You've probably heard people whisper about "Big Brother" or heard an unpopular policy decried as "Orwellian." What you probably don't know—and what most of the people who use these terms don't know either—is very much of the true story about the creator of these words and concepts that have so influenced the way we speak and think about politics. In simplest terms, George Orwell—the pen name of Eric Arthur Blair—was an English writer of novels, essays, and critical reviews. His best-known works are the novels Animal Farm and Nineteen Eighty-Four—one a spot-on allegory about the dangers of totalitarian government, the other a creepy prophecy of complete government control. But Orwell also wrote dozens of essays in which he aimed his sharp wit at everything from British imperialism, social inequality, and nuclear war to the ways that language is used to keep people under control. "What I have most wanted to do," he once wrote, "is to make political writing into an art."1 The rules he laid out for this art form still apply today.

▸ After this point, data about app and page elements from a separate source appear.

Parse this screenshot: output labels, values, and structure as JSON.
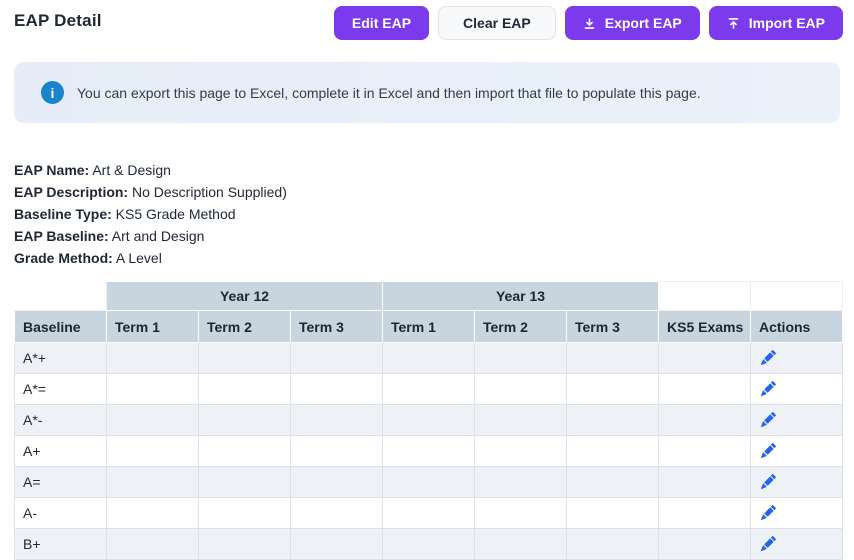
{
  "page": {
    "title": "EAP Detail"
  },
  "toolbar": {
    "edit_label": "Edit EAP",
    "clear_label": "Clear EAP",
    "export_label": "Export EAP",
    "import_label": "Import EAP"
  },
  "banner": {
    "text": "You can export this page to Excel, complete it in Excel and then import that file to populate this page.",
    "icon": "info-icon",
    "icon_glyph": "i"
  },
  "details": [
    {
      "label": "EAP Name:",
      "value": "Art & Design"
    },
    {
      "label": "EAP Description:",
      "value": "No Description Supplied)"
    },
    {
      "label": "Baseline Type:",
      "value": "KS5 Grade Method"
    },
    {
      "label": "EAP Baseline:",
      "value": "Art and Design"
    },
    {
      "label": "Grade Method:",
      "value": "A Level"
    }
  ],
  "table": {
    "group_headers": {
      "year12": "Year 12",
      "year13": "Year 13"
    },
    "columns": [
      "Baseline",
      "Term 1",
      "Term 2",
      "Term 3",
      "Term 1",
      "Term 2",
      "Term 3",
      "KS5 Exams",
      "Actions"
    ],
    "rows": [
      {
        "baseline": "A*+",
        "cells": [
          "",
          "",
          "",
          "",
          "",
          "",
          ""
        ]
      },
      {
        "baseline": "A*=",
        "cells": [
          "",
          "",
          "",
          "",
          "",
          "",
          ""
        ]
      },
      {
        "baseline": "A*-",
        "cells": [
          "",
          "",
          "",
          "",
          "",
          "",
          ""
        ]
      },
      {
        "baseline": "A+",
        "cells": [
          "",
          "",
          "",
          "",
          "",
          "",
          ""
        ]
      },
      {
        "baseline": "A=",
        "cells": [
          "",
          "",
          "",
          "",
          "",
          "",
          ""
        ]
      },
      {
        "baseline": "A-",
        "cells": [
          "",
          "",
          "",
          "",
          "",
          "",
          ""
        ]
      },
      {
        "baseline": "B+",
        "cells": [
          "",
          "",
          "",
          "",
          "",
          "",
          ""
        ]
      }
    ],
    "row_action_icon": "pencil-icon"
  },
  "icons": {
    "export": "download-icon",
    "import": "upload-icon",
    "info": "info-icon",
    "edit_row": "pencil-icon"
  },
  "colors": {
    "accent_purple": "#7c3aed",
    "table_header_bg": "#c8d4de",
    "row_stripe_bg": "#eef1f6",
    "info_banner_bg": "#e8f0fa",
    "info_icon_blue": "#1983ce",
    "edit_icon_blue": "#2563eb"
  }
}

Orwell is one of the world's most frequently evoked writers; as a result, he's also one of the most frequently misquoted and misunderstood. A New York Times essay a few years back put it best: If something's described as 'Orwellian,' it's probably not.2 (Who knows what old George would have thought about watching his fellow Englishmen scheme against one another on a "reality show" called "Big Brother.") Orwell detested broad, sloppy metaphors that dumbed down language and clouded an argument's complexity. He was a man of contradictions—an anti-imperialist who worried when he traveled that he wouldn't be able to find proper English tea, a deeply committed socialist who was equally opposed to communism. The author of Nineteen Eighty-Foursupplied the British government's propaganda wing with a list of people he suspected of having communist sympathies (that too is complicated—more on that incident later). He was as flawed as any human being, but what all of Orwell's friends, colleagues and biographers noted about him after his untimely death was his simple human decency. George Orwell critiqued no point of view as harshly as his own. He formed his opinions carefully and wrote about them with courage and discipline.